As the snow capped grey mountains of East Iceland come into view on the horizon I reflect on my good fortune at having another incredibly smooth ferry crossing across the North Atlantic. The sky is also completely clear and a magnificent, rich shade of blue, which I haven’t seen for a few days having had a rain end to my week in the Faroes.
The mountains of East Iceland
Eventually we entered Seyðisfjörður itself, after travelling down a magnificent fjord. Seyðisfjörður is quite a small town, in some ways not dissimilar from a lot of the Faroese villages I’ve seen over the last week. I was given quite a hard time at customs, which I hadn’t expected, was questioned about my itinerary and what I was doing in Iceland and had my luggage searched. Still, as a single young male with a backpack who hadn’t shaved for three days perhaps they thought I was smuggling drugs or something.
From Seyðisfjörður I caught the connecting bus to Egilsstaðir. I had several hours here before my next bus to Reykjahlíð – although quickly realised this was going to be more than enough. Despite being billed as the “transport and commercial hub” of East Iceland in my guidebook, there’s really very little to the place. A few facilities (a supermarket and a bank), and a church which I took a quick peek in.
It was a glorious day in East Iceland so I headed back to the campsite which is where my bus was leaving from, and sat enjoying the sun for a couple of hours.
Church in Egilsstaðir
The bus ride to Reykjahlíð on the shores of Lake Mývatn was incredible, we drove through a real desert looking landscape with patches of thin grass surrounded by vast expenses of barren rock and gravel, with snow capped mountains in the background. The road had yellow posts at the side of the road at 20m intervals, presumably so you can find your way in the winter when they must get a lot of snow here.
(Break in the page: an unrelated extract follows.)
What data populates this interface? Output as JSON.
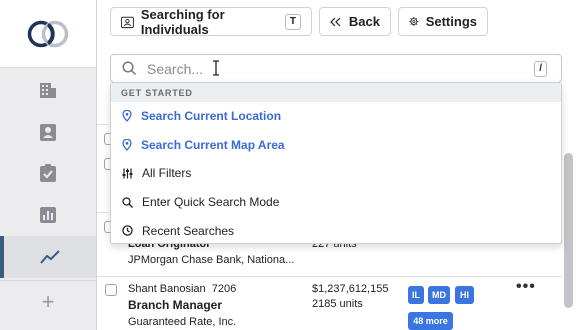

Despite being “Route 1” which is the main ring road around the edge of Iceland, it was untarmacked in places, and at one point the driver had trouble getting sheep on the road to move out of the way for us. Approaching Mývatn we passed a couple of geysers, quite an amazing sight,and a strong stench of amonia filled the air.
After the bus dropped me off I walked to the campsite and was immediately set upon by mosquitoes, Lake Mývatn literally means “Midge Lake” and I can see why. They didn’t seem to be biting, although perhaps tomorrow will tell.
I bought a few supplies at the local shop and was horrified by the cost, two tins of tomatoes, a tin of sardines and six breakfast bars cost 900ISK (2012 edit: this was about £8 at the time, before the financial crisis that bankrupted Iceland, the same amount now would be less than £5). Still at least by camping I was keeping the cost down as much as I could.